First paramedic to enter Al Noor Mosque Dean Brown admits he broke St John's policy

The first St John paramedic to enter Al Noor Mosque on March 15 told the coronial inquest today that he did so against St John's policy.  

Once in, he and his team did not have time to check everyone properly for signs of life because of the overwhelming number of patients and the severity of their injuries.  

Dean Brown was the very first paramedic to enter Al Noor Mosque and was called to relive that day, first addressing survivors and families.  

"I don't presume to understand what you have gone and continue to go through, but I sincerely hope and pray that in time you will find peace," he said. 

It was anything but peaceful when he arrived in his one-man vehicle outside Christchurch's Al Noor Mosque, 27 minutes after the terrorist fled.  

"The scene appeared hectic," Brown described. "There were armed police officers, members of the public, and dead bodies visible." 

There were still concerns about potential active shooters nearby, and St John policy would have had him stay away.  

"Frontline EMS staff do not enter zones where there's potential risk," he explained. However, Brown knew there were people inside who needed help. 

"There were human beings inside who needed help and that was what drove me inside," he said. 

He went in without protection but was led by police. "The way they approached the mosque with their weapons up that there was substantial perceived risk about their and our safety," he said. 

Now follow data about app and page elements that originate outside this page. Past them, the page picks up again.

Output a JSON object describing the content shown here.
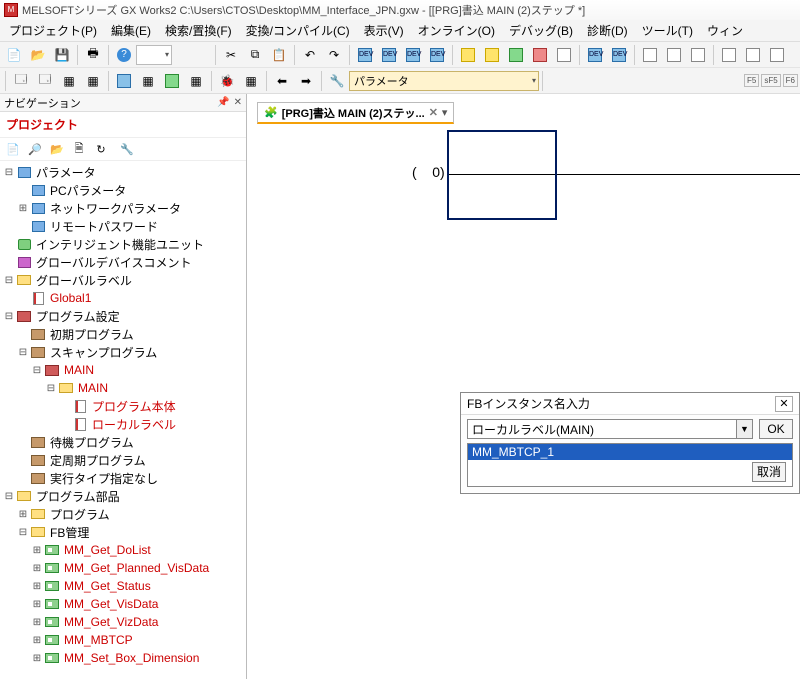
{
  "title": "MELSOFTシリーズ GX Works2 C:\\Users\\CTOS\\Desktop\\MM_Interface_JPN.gxw - [[PRG]書込 MAIN (2)ステップ *]",
  "menu": {
    "project": "プロジェクト(P)",
    "edit": "編集(E)",
    "search": "検索/置換(F)",
    "convert": "変換/コンパイル(C)",
    "view": "表示(V)",
    "online": "オンライン(O)",
    "debug": "デバッグ(B)",
    "diag": "診断(D)",
    "tool": "ツール(T)",
    "window": "ウィン"
  },
  "param_combo": "パラメータ",
  "nav": {
    "title": "ナビゲーション",
    "project": "プロジェクト",
    "items": {
      "param": "パラメータ",
      "pc_param": "PCパラメータ",
      "net_param": "ネットワークパラメータ",
      "remote_pw": "リモートパスワード",
      "intelli": "インテリジェント機能ユニット",
      "gdev_comment": "グローバルデバイスコメント",
      "glabel": "グローバルラベル",
      "global1": "Global1",
      "prog_setting": "プログラム設定",
      "init_prog": "初期プログラム",
      "scan_prog": "スキャンプログラム",
      "main1": "MAIN",
      "main2": "MAIN",
      "prog_body": "プログラム本体",
      "local_label": "ローカルラベル",
      "standby": "待機プログラム",
      "fixed": "定周期プログラム",
      "exec_none": "実行タイプ指定なし",
      "prog_parts": "プログラム部品",
      "program": "プログラム",
      "fb_mgmt": "FB管理",
      "fb1": "MM_Get_DoList",
      "fb2": "MM_Get_Planned_VisData",
      "fb3": "MM_Get_Status",
      "fb4": "MM_Get_VisData",
      "fb5": "MM_Get_VizData",
      "fb6": "MM_MBTCP",
      "fb7": "MM_Set_Box_Dimension"
    }
  },
  "doc_tab": "[PRG]書込 MAIN (2)ステッ...",
  "ladder_step": "0",
  "dialog": {
    "title": "FBインスタンス名入力",
    "combo": "ローカルラベル(MAIN)",
    "ok": "OK",
    "cancel": "取消",
    "selected": "MM_MBTCP_1"
  },
  "fkeys": [
    "F5",
    "sF5",
    "F6"
  ]
}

Once inside and faced with the horror, he said the mosque was unexpectedly quiet.  

"There was some mild moaning, but no one cried out, no one yelled no one screaming," he described. 

He quickly realised the overwhelming number of patients and the severity of the injuries   

"It is possible that given the objective and speed of our initial entry, at that stage I did not identify all the survivors," he said. 

He told the inquest that there were many inside who clearly had unsurvivable injuries, so decided to get those that looked like they had the most chance of surviving, to hospital as soon as possible. 

24-year-old Tariq Omar, who died from his injuries, was lying in the mosque. His family's lawyer told the court it's now known his injuries were not to be instantaneously fatal. 

"No responder either earlier or during the extraction went over to Mr Omar and physically checked him," Family lawyer Nikki Pender said. 

"We tried to verbally get a response from all of the people within the mosque," Brown said. 

This event's impact on families, survivors and first responders is overwhelmingly apparent in this inquest.  

An experienced member of the AOS, who arrived early to Al Noor Mosque, broke down on the stand on Thursday when recounting his interactions with terrified survivors.  

"I recall the looks on the faces of these people - was that of complete terror and confusion," he said, crying. "They were initially hesitant to approach us. We continued yelling 'Come to us, come to us you're safe'," he said. 

Another AOS officer first inside tried to help badly injured Zekeriya Tuyan, who later died.  

"For how injured he was, he was very lucid and very strong," he said. "His family should be very proud of how strong he was." 

"On behalf of us and Mr Tuyan's family, we do give our thanks for the efforts that you made for his first aid," Tuyan's family lawyer said. 

Tariq Omar's family lawyer also thanked the first responder. "You and your colleagues acted with great courage and heart and almost certainly saved lives," Pender said. 

Many acting without thought of their own.